PROVIDED ENTRIES: Begin

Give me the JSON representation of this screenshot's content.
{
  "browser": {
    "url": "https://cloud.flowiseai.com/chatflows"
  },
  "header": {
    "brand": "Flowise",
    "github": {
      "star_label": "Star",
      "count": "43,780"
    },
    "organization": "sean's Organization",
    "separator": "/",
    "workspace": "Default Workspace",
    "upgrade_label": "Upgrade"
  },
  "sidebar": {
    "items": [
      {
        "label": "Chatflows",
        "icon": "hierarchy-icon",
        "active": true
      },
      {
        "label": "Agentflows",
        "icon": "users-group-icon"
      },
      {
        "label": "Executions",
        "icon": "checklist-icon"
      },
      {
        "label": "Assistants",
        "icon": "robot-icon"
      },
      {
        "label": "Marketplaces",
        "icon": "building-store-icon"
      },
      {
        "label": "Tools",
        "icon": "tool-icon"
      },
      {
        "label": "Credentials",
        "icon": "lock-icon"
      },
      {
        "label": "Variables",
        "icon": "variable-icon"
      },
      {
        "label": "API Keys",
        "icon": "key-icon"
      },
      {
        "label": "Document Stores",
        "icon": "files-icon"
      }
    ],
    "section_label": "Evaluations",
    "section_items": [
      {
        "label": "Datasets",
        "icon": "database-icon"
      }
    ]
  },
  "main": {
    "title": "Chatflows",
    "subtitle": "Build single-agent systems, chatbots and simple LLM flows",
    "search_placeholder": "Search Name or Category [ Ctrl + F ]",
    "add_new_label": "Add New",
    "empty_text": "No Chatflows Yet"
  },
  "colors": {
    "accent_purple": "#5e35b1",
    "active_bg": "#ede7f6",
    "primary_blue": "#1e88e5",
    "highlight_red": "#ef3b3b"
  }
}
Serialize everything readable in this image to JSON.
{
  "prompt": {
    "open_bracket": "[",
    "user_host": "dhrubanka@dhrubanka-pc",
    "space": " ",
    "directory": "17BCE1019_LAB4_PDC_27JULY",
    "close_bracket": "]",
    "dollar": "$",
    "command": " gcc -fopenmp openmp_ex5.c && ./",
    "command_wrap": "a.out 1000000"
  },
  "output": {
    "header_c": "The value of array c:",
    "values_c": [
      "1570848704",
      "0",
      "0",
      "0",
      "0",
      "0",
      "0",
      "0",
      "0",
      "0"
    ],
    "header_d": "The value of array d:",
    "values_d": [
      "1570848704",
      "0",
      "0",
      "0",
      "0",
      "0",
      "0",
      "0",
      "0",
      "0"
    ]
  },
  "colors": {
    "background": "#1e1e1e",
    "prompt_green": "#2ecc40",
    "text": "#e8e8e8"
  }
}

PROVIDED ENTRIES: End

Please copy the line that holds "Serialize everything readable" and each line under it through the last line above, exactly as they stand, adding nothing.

Serialize everything readable in this image to JSON.
{
  "prompt": {
    "open_bracket": "[",
    "user_host": "dhrubanka@dhrubanka-pc",
    "space": " ",
    "directory": "17BCE1019_LAB4_PDC_27JULY",
    "close_bracket": "]",
    "dollar": "$",
    "command": " gcc -fopenmp openmp_ex5.c && ./",
    "command_wrap": "a.out 1000000"
  },
  "output": {
    "header_c": "The value of array c:",
    "values_c": [
      "1570848704",
      "0",
      "0",
      "0",
      "0",
      "0",
      "0",
      "0",
      "0",
      "0"
    ],
    "header_d": "The value of array d:",
    "values_d": [
      "1570848704",
      "0",
      "0",
      "0",
      "0",
      "0",
      "0",
      "0",
      "0",
      "0"
    ]
  },
  "colors": {
    "background": "#1e1e1e",
    "prompt_green": "#2ecc40",
    "text": "#e8e8e8"
  }
}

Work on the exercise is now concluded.